Hillicon Valley — Cyberattack hits Taiwan’s presidential office

A cyberattack hit Tawain’s presidential office on Tuesday, coinciding with House Speaker Nancy Pelosi’s (D-Calif.) visit to the island. 

Meanwhile, a San Francisco-based crypto firm lost $190 million worth of cryptocurrency in a series of thefts.  

This is Hillicon Valley, detailing all you need to know about tech and cyber news from Capitol Hill to Silicon Valley. Send tips to The Hill’s Rebecca Klar and Ines Kagubare. Someone forward you this newsletter? Subscribe here.

Taiwan hit with cyberattack

Taiwan’s presidential office was hit with a cyberattack on Tuesday, the same day that House Speaker Nancy Pelosi (D-Calif.) visited the island amid warnings and opposition from China. 

A spokesperson for Taiwanese President Tsai Ing-wen said in a Facebook post that the attack happened around 5:15 p.m. local time, causing 200 times more than normal weekday website traffic. 

NBC reported that attacks affected at least four websites, those of Tsai, the Ministry of National Defense, the Ministry of Foreign Affairs and Taiwan Taoyuan International, the island’s largest airport. 

The spokesperson said on Facebook that the attacks were “outside-border” distributed denials of service, in which a service or network is overwhelmed with more internet traffic than it can handle. 

Read more here.

Hackers target US crypto firm

Nomad, a San Francisco-based crypto firm, has lost $190 million worth of its digital currency in a series of thefts, according to blockchain security firm PeckShield. 

The crypto firm said on Twitter that it was “aware of the incident” and was investigating the matter. 

  • “We are working around the clock to address the situation and have notified law enforcement and retained leading firms for blockchain intelligence and forensics,” Nomad said.  
  • “Our goal is to identify the accounts involved and to trace and recover the funds,” the firm added. 

Read more here.


Sen. Elizabeth Warren (D-Mass.) and Rep. Kaiali’i Kahele (D-Hawaii) led a group of Democrats in a letter to the Federal Commnications Commission (FCC) Tuesday urging the agency to consider ways to advance Tribal nations’ ownership of spectrum over their lands.  

“The need is clear. So is the solution: enhance Tribal self-sufficiency and self-governance by facilitating Tribal spectrum access and ownership,” they wrote.  

“We request that you and the FCC take steps consistent with the federal government’s trust and treaty responsibilities to Tribal Nations by working to create economic opportunities for Tribal Nations and Native communities by expanding Tribal broadband and Native spectrum access and ownership.” 

The letter was also signed by Sens. Tina Smith (Minn.), Mazie Hirono (Hawaii), Jacky Rosen (Nev.), Catherine Cortez Masto (Nev.), Ben Ray Luján (N.M.) and Martin Heinrich (N.M.), and Reps. Ed Case (Hawaii) and Teresa Leger Fernández (N.M.).

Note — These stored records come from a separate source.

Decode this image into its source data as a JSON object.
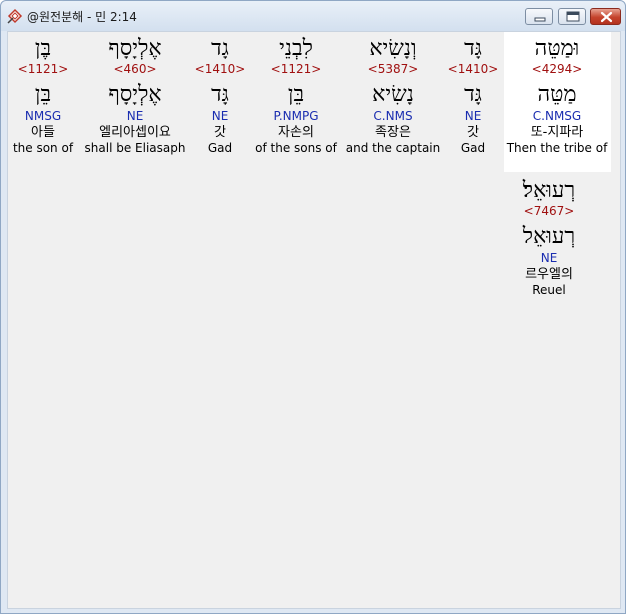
{
  "window": {
    "title": "@원전분해 - 민 2:14"
  },
  "words": [
    {
      "heb1": "וּמַטֵּה",
      "strong": "<4294>",
      "heb2": "מַטֵּה",
      "morph": "C.NMSG",
      "kor": "또-지파라",
      "eng": "Then the tribe of"
    },
    {
      "heb1": "גָּד",
      "strong": "<1410>",
      "heb2": "גָּד",
      "morph": "NE",
      "kor": "갓",
      "eng": "Gad"
    },
    {
      "heb1": "וְנָשִׂיא",
      "strong": "<5387>",
      "heb2": "נָשִׂיא",
      "morph": "C.NMS",
      "kor": "족장은",
      "eng": "and the captain"
    },
    {
      "heb1": "לִבְנֵי",
      "strong": "<1121>",
      "heb2": "בֵּן",
      "morph": "P.NMPG",
      "kor": "자손의",
      "eng": "of the sons of"
    },
    {
      "heb1": "גָד",
      "strong": "<1410>",
      "heb2": "גָּד",
      "morph": "NE",
      "kor": "갓",
      "eng": "Gad"
    },
    {
      "heb1": "אֶלְיָסָף",
      "strong": "<460>",
      "heb2": "אֶלְיָסָף",
      "morph": "NE",
      "kor": "엘리아셉이요",
      "eng": "shall be Eliasaph"
    },
    {
      "heb1": "בֶּן",
      "strong": "<1121>",
      "heb2": "בֵּן",
      "morph": "NMSG",
      "kor": "아들",
      "eng": "the son of"
    },
    {
      "heb1": "רְעוּאֵל׃",
      "strong": "<7467>",
      "heb2": "רְעוּאֵל",
      "morph": "NE",
      "kor": "르우엘의",
      "eng": "Reuel"
    }
  ]
}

An op-ed to chew on: Refocusing on high tech R&D will help make America competitive again 

Notable links from around the web: 

Privacy bill strips FCC oversight of telecom data abuse, worrying consumer advocates (CyberScoop / Tonya Riley) 

Amazon Hires Senior Seante Aide, Boosting Efforts to Stymie New Tech Antitrust Bill (Bloomberg / Anna Edgerton, Leah Nylen and Emily Birnbaum) 

The Crypto Market Crashed. They’re Still Buying Bitcoin (The New York Times / David Yaffe-Bellamy)

📱Lighter click: Too easy it’s dangerous

One more thing: DOD ‘wiped’ Trump leaders’ phones

The Department of Defense (DOD) failed to retain text messages from a number of its top officials relating to Jan. 6 because it wiped their phones during the transition, a watchdog group that sued for the records disclosed Tuesday. 

American Oversight filed a public records request for the communications of former acting Defense Secretary Chris Miller and former Army Secretary Ryan McCarthy in the days after the attack on the Capitol. 

But it was informed during litigation that the records were not preserved. 

“DOD and Army conveyed to Plaintiff that when an employee separates from DOD or Army he or she turns in the government-issued phone, and the phone is wiped. For those custodians no longer with the agency, the text messages were not preserved and therefore could not be searched,” the agencies wrote in a March court filing. 

Read more here.

That’s it for today, thanks for reading. Check out The Hill’s Technology and Cybersecurity pages for the latest news and coverage. We’ll see you tomorrow.